Holcim Australia, one of the world’s most respected suppliers of concrete, aggregates (crushed stone, sand and gravel) and cement, has acknowledged that it must meet, if not exceed, increasing expectations and demands about sustainable business practices.

concrete Holcim has operated in Australia since 1901 under many familiar brands and recently expanded its presence in Australia after acquiring CEMEX’s Australian operations. Holcim recognises its important role in minimising the impact of its activities on the environment.

When extracting aggregates and sand, Holcim progressively restores the environment of the quarry before finalising the rehabilitation after quarrying has finished. One of the best-known examples is the Sydney Olympic rowing course for the 2000 Olympic games, created by the Penrith Lakes Development Corporation of which Holcim is a major shareholder.

What is concrete?

In its simplest form, concrete is a mixture of cement, aggregates (rock and/or sand) and water. The cement and water react in a chemical process known as hydration, binding the other ingredients together as the compound hardens. The resulting rock-like mass is concrete.

Other significant achievements of the Penrith Lakes Scheme are the planting of more than 40,000 native trees, the successful introduction of native fish, the restoration of heritage buildings, and the construction of an environmental education centre and an Aboriginal cultural centre.

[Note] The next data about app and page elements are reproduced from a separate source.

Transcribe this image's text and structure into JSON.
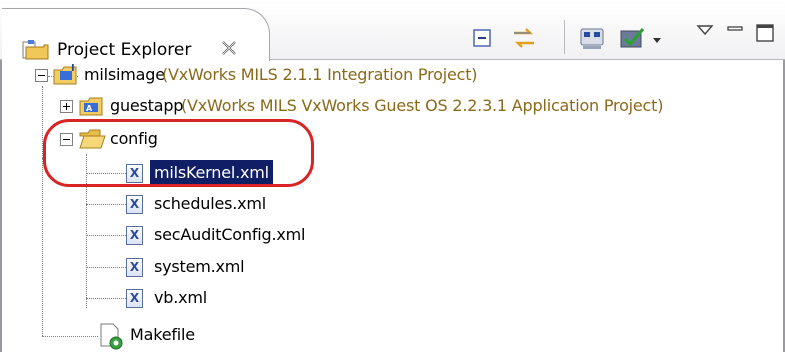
{
  "view": {
    "title": "Project Explorer",
    "close_icon": "close-icon",
    "toolbar_icons": [
      "collapse-all-icon",
      "link-with-editor-icon",
      "connect-target-icon",
      "build-check-icon",
      "dropdown-arrow-icon",
      "view-menu-icon",
      "minimize-icon",
      "maximize-icon"
    ]
  },
  "tree": {
    "root": {
      "name": "milsimage",
      "decoration": "(VxWorks MILS 2.1.1 Integration Project)"
    },
    "guestapp": {
      "name": "guestapp",
      "decoration": "(VxWorks MILS VxWorks Guest OS 2.2.3.1 Application Project)"
    },
    "config_folder": "config",
    "files": [
      {
        "name": "milsKernel.xml",
        "selected": true
      },
      {
        "name": "schedules.xml",
        "selected": false
      },
      {
        "name": "secAuditConfig.xml",
        "selected": false
      },
      {
        "name": "system.xml",
        "selected": false
      },
      {
        "name": "vb.xml",
        "selected": false
      }
    ],
    "makefile": "Makefile",
    "file_icon_letter": "X"
  },
  "colors": {
    "selection": "#101e66",
    "highlight_ring": "#d82424",
    "decoration_text": "#8a6a1a"
  }
}
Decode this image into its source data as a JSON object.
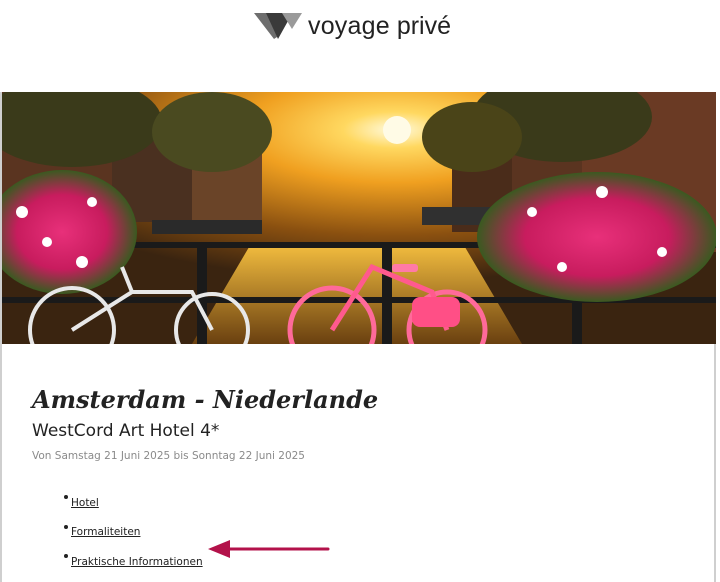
{
  "brand": {
    "name_part1": "voyage",
    "name_part2": "privé",
    "icon": "voyage-prive-v-logo"
  },
  "hero": {
    "icon": "amsterdam-canal-sunset-photo"
  },
  "offer": {
    "destination": "Amsterdam - Niederlande",
    "hotel_name": "WestCord Art Hotel 4*",
    "dates": "Von Samstag 21 Juni 2025 bis Sonntag 22 Juni 2025"
  },
  "links": [
    {
      "label": "Hotel"
    },
    {
      "label": "Formaliteiten"
    },
    {
      "label": "Praktische Informationen"
    }
  ],
  "annotation": {
    "arrow_color": "#b3124a",
    "icon": "left-arrow-annotation"
  }
}
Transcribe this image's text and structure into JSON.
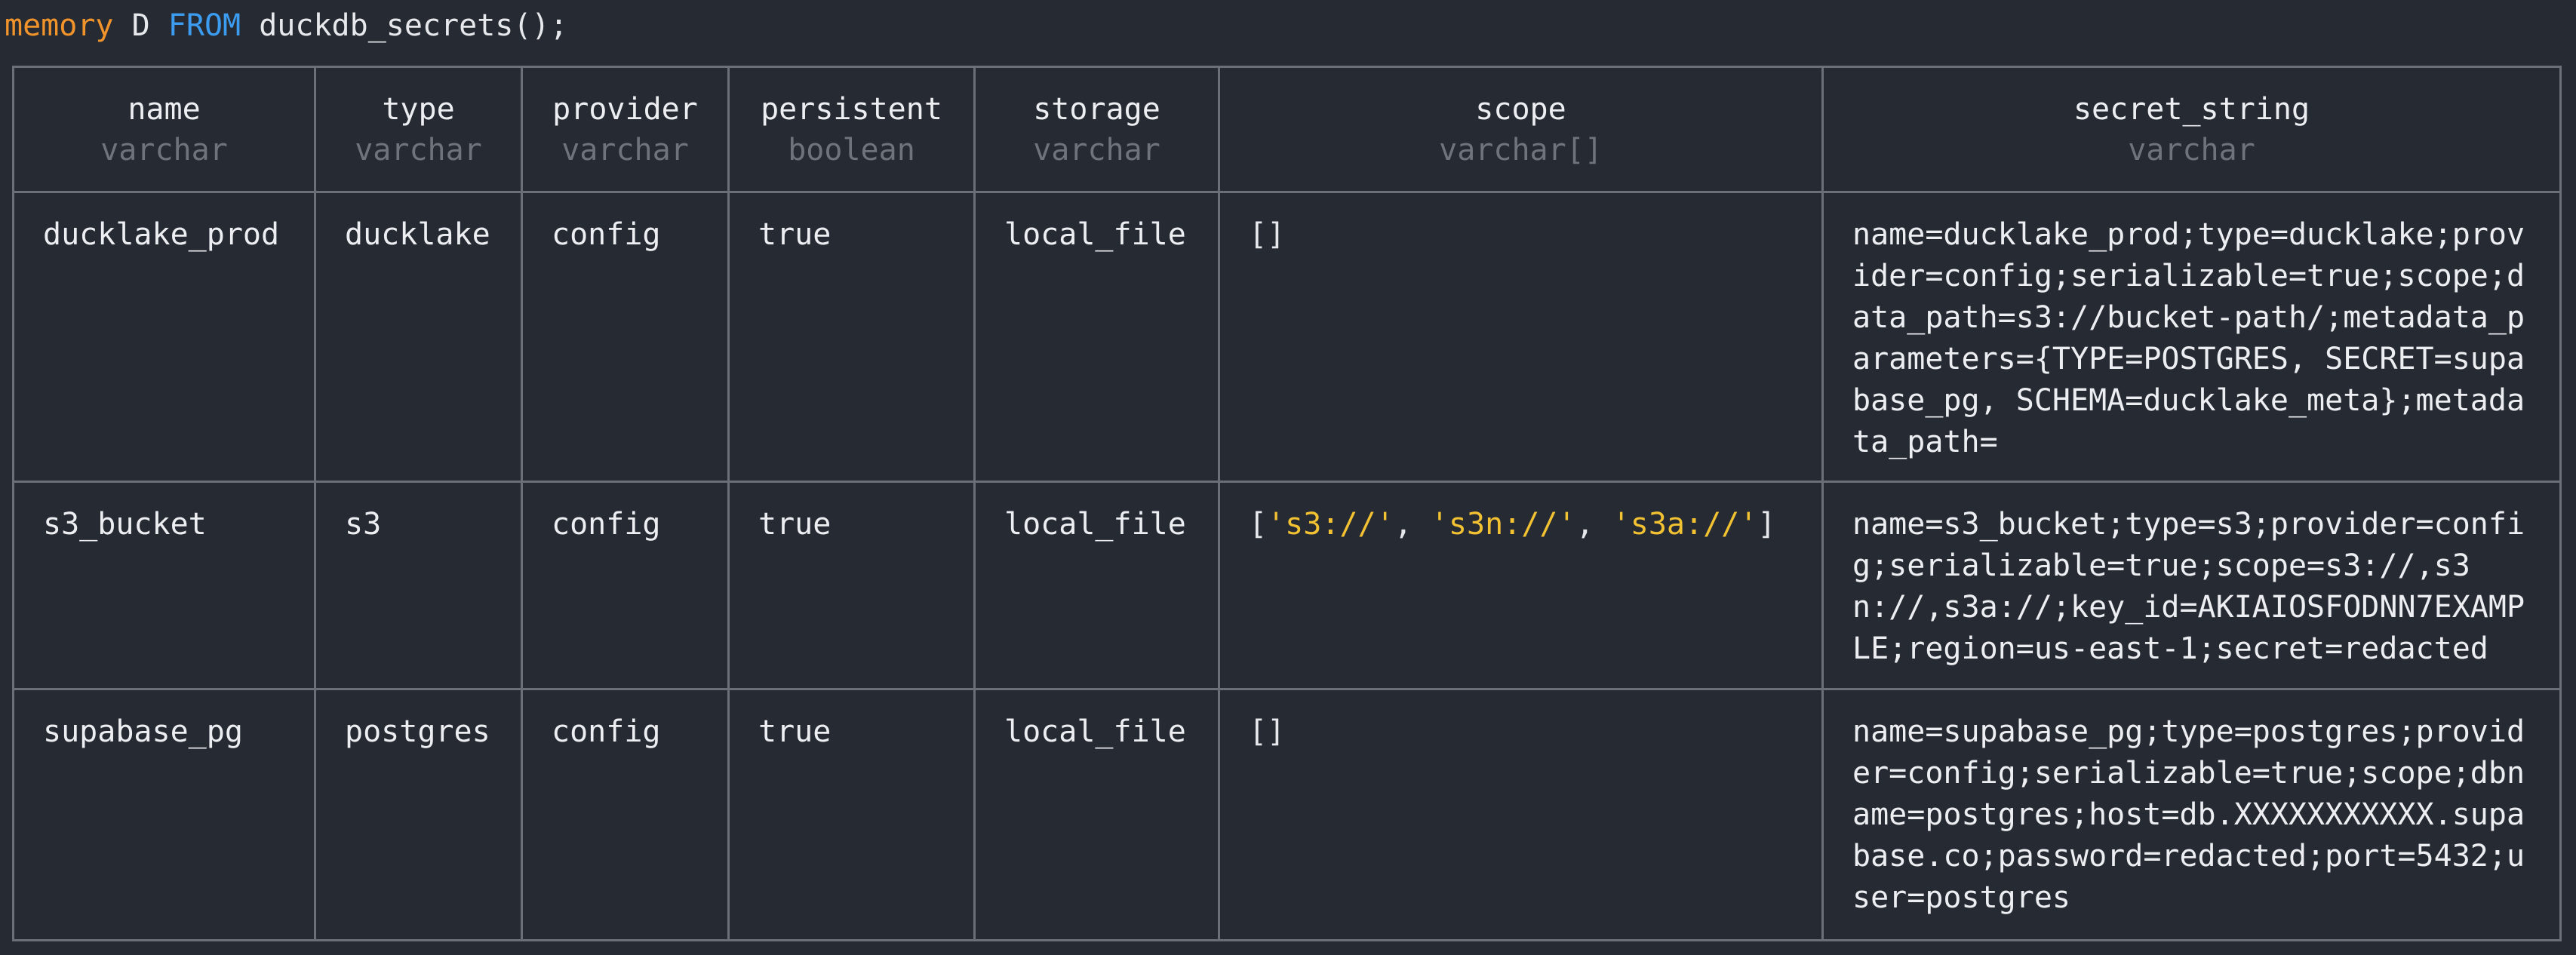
{
  "prompt": {
    "database": "memory",
    "indicator": "D",
    "keyword": "FROM",
    "query_rest": "duckdb_secrets();"
  },
  "columns": [
    {
      "name": "name",
      "type": "varchar"
    },
    {
      "name": "type",
      "type": "varchar"
    },
    {
      "name": "provider",
      "type": "varchar"
    },
    {
      "name": "persistent",
      "type": "boolean"
    },
    {
      "name": "storage",
      "type": "varchar"
    },
    {
      "name": "scope",
      "type": "varchar[]"
    },
    {
      "name": "secret_string",
      "type": "varchar"
    }
  ],
  "rows": [
    {
      "name": "ducklake_prod",
      "type": "ducklake",
      "provider": "config",
      "persistent": "true",
      "storage": "local_file",
      "scope": [],
      "secret_string": "name=ducklake_prod;type=ducklake;provider=config;serializable=true;scope;data_path=s3://bucket-path/;metadata_parameters={TYPE=POSTGRES, SECRET=supabase_pg, SCHEMA=ducklake_meta};metadata_path="
    },
    {
      "name": "s3_bucket",
      "type": "s3",
      "provider": "config",
      "persistent": "true",
      "storage": "local_file",
      "scope": [
        "'s3://'",
        "'s3n://'",
        "'s3a://'"
      ],
      "secret_string": "name=s3_bucket;type=s3;provider=config;serializable=true;scope=s3://,s3n://,s3a://;key_id=AKIAIOSFODNN7EXAMPLE;region=us-east-1;secret=redacted"
    },
    {
      "name": "supabase_pg",
      "type": "postgres",
      "provider": "config",
      "persistent": "true",
      "storage": "local_file",
      "scope": [],
      "secret_string": "name=supabase_pg;type=postgres;provider=config;serializable=true;scope;dbname=postgres;host=db.XXXXXXXXXXX.supabase.co;password=redacted;port=5432;user=postgres"
    }
  ],
  "colors": {
    "background": "#262a33",
    "text": "#eceef2",
    "muted_type": "#6f737c",
    "grid": "#6b6f78",
    "keyword_db": "#f0932b",
    "keyword_sql": "#3b9cf0",
    "string_literal": "#f2c232"
  }
}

Throughout its quarrying and manufacturing activities, Holcim Australia has rigorous management systems in place to minimise the possibility of impacts. For four consecutive years (2005-2008), the Dow Jones Sustainability Indexes (DJSI) acknowledged Holcim as having the best sustainability performance in the building materials industry.

Holcim’s range of standard concretes designed for residential applications, low-rise buildings, paving and driveways, are backed by tight quality control that brings a guarantee of strength and workability, as well as a long life.

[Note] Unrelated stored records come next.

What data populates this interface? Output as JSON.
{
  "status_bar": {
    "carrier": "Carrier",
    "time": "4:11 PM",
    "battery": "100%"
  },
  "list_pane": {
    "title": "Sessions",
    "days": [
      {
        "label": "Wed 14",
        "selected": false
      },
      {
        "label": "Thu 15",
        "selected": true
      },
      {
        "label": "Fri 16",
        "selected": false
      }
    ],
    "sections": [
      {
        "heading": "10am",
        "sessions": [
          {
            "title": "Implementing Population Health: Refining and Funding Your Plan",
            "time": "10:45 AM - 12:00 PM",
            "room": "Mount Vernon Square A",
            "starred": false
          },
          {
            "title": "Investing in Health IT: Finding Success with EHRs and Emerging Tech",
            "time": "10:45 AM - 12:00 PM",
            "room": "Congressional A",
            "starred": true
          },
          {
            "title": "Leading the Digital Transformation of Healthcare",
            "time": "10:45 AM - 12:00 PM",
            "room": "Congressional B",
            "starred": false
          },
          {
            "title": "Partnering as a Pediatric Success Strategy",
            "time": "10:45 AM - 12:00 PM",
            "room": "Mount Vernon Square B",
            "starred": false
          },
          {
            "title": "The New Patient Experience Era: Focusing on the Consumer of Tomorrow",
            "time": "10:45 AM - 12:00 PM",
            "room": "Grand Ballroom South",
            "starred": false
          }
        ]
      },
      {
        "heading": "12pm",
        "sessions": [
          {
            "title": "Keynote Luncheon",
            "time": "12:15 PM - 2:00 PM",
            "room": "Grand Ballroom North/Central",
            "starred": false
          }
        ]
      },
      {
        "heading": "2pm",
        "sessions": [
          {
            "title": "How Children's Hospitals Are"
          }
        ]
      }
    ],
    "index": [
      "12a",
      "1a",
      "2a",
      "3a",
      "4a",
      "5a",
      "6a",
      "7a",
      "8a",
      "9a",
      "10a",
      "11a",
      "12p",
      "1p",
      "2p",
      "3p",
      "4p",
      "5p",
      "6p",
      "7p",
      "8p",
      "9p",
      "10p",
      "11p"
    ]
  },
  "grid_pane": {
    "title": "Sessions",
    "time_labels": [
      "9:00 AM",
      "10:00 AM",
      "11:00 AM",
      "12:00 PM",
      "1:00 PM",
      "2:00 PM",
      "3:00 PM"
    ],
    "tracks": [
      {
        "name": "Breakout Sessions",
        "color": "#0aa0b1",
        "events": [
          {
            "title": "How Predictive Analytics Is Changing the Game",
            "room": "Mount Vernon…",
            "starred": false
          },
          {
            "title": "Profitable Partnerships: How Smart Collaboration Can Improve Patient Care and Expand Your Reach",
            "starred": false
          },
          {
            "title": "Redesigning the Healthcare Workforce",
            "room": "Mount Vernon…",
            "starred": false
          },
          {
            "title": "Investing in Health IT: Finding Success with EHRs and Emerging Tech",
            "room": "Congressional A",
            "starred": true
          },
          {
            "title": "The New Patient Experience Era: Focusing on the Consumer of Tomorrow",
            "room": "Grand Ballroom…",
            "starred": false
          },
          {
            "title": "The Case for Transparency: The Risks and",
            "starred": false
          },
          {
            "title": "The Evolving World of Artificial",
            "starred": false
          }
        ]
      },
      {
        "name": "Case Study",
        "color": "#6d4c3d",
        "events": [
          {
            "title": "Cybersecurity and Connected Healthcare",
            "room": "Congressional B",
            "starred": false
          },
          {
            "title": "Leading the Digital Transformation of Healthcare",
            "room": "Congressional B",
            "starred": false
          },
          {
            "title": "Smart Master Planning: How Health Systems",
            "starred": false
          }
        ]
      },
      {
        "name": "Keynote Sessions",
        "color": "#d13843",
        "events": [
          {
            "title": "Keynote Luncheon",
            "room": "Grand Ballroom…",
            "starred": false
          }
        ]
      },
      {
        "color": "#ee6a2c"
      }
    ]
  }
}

Energy-efficient concrete

Concrete is a sustainable building material that is durable, low-maintenance, aesthetic, strong and cost-effective. The thermal mass of concrete can be harnessed in design to contribute to the energy efficiency of a building, making it cooler in summer and warmer in winter.

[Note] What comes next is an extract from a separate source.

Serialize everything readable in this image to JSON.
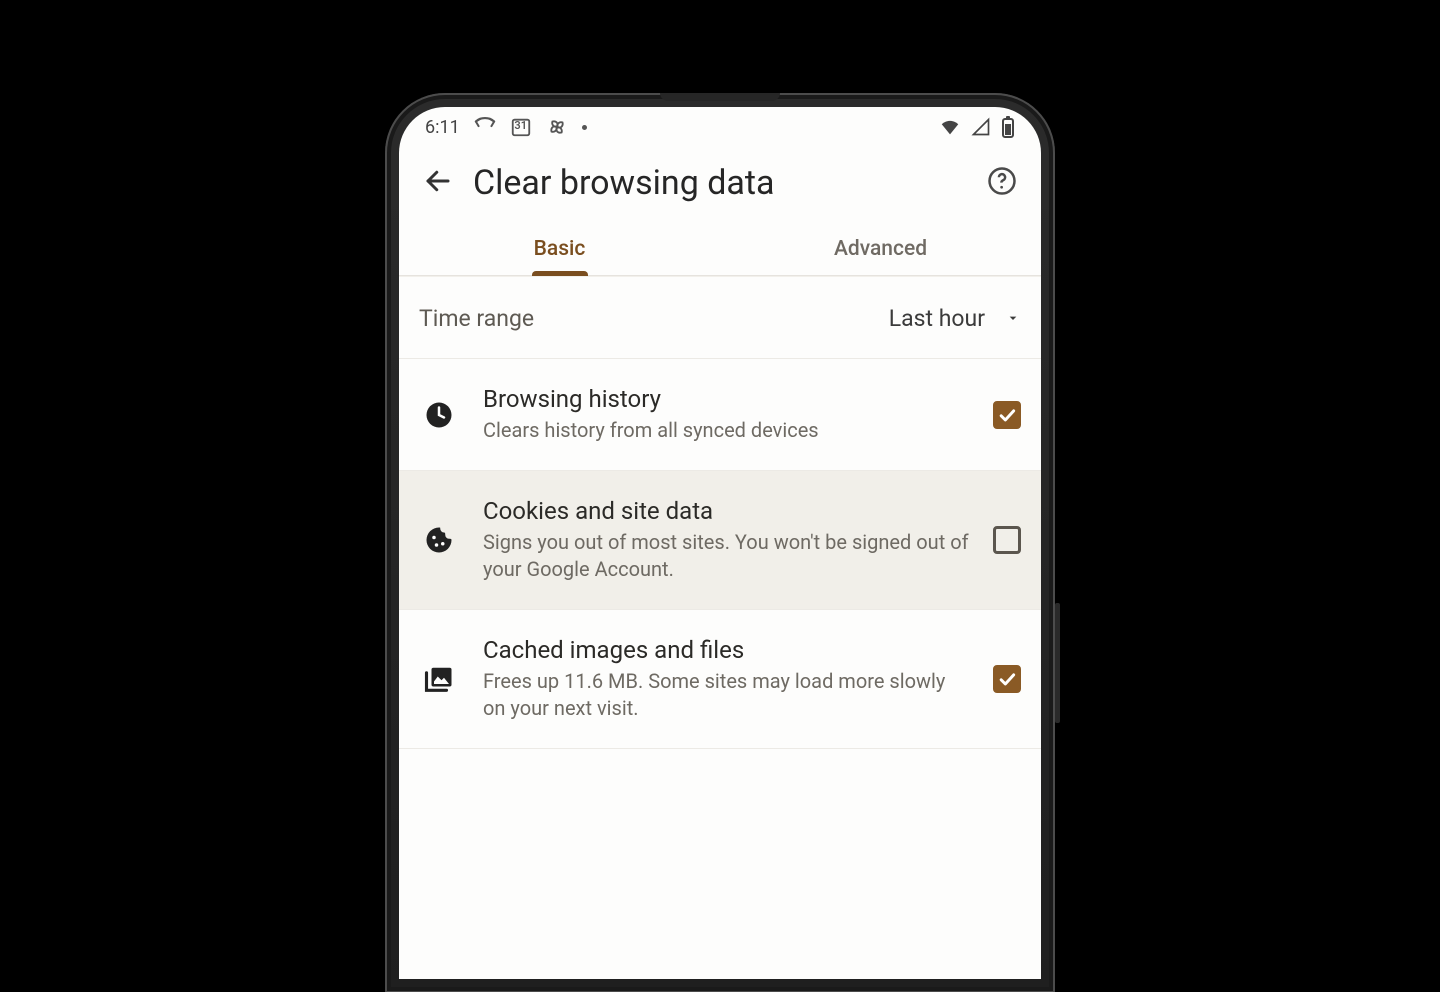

According to the peak industry body Cement Concrete & Aggregates Australia (CCAA), concrete makes a significant contribution to sustainability through its various properties and in its applications.

  • Concrete is fire-resistant, flood resilient, termite-resistant, robust and strong.
  • It is manufactured from abundant and readily available materials – cement, aggregates and water.
  • It is durable. Concrete structures are incredibly long lasting – we still have examples from Roman times.
  • It is inert and non-toxic. Its chemical composition is void of known carcinogens such as volatile organic compounds and formaldehyde.
  • It has high thermal mass, helping to reduce household and building energy consumption.
  • It reduces sound transmission – making for quieter homes and buildings.
  • It affords design flexibility. In its fluid or ‘plastic’ state, it can be moulded to just about any form.
  • A wide range of finishes can be achieved.
  • Its use can negate the need for additional finishing (eg plasterboard linings, painting or floor coverings) – supporting the important concept of dematerialisation.
  • It can be manufactured to a wide range of technical specifications to suit just about any application.
  • It is low-cost.
  • It is recyclable. Concrete can be recycled into road base materials for paving construction, or recycled as concrete aggregate.
  • It is manufactured in towns and suburbs Australia-wide, close to its markets, supporting jobs and reducing transport impacts.
  • The use of natural sand in concrete can be replaced by manufactured sand.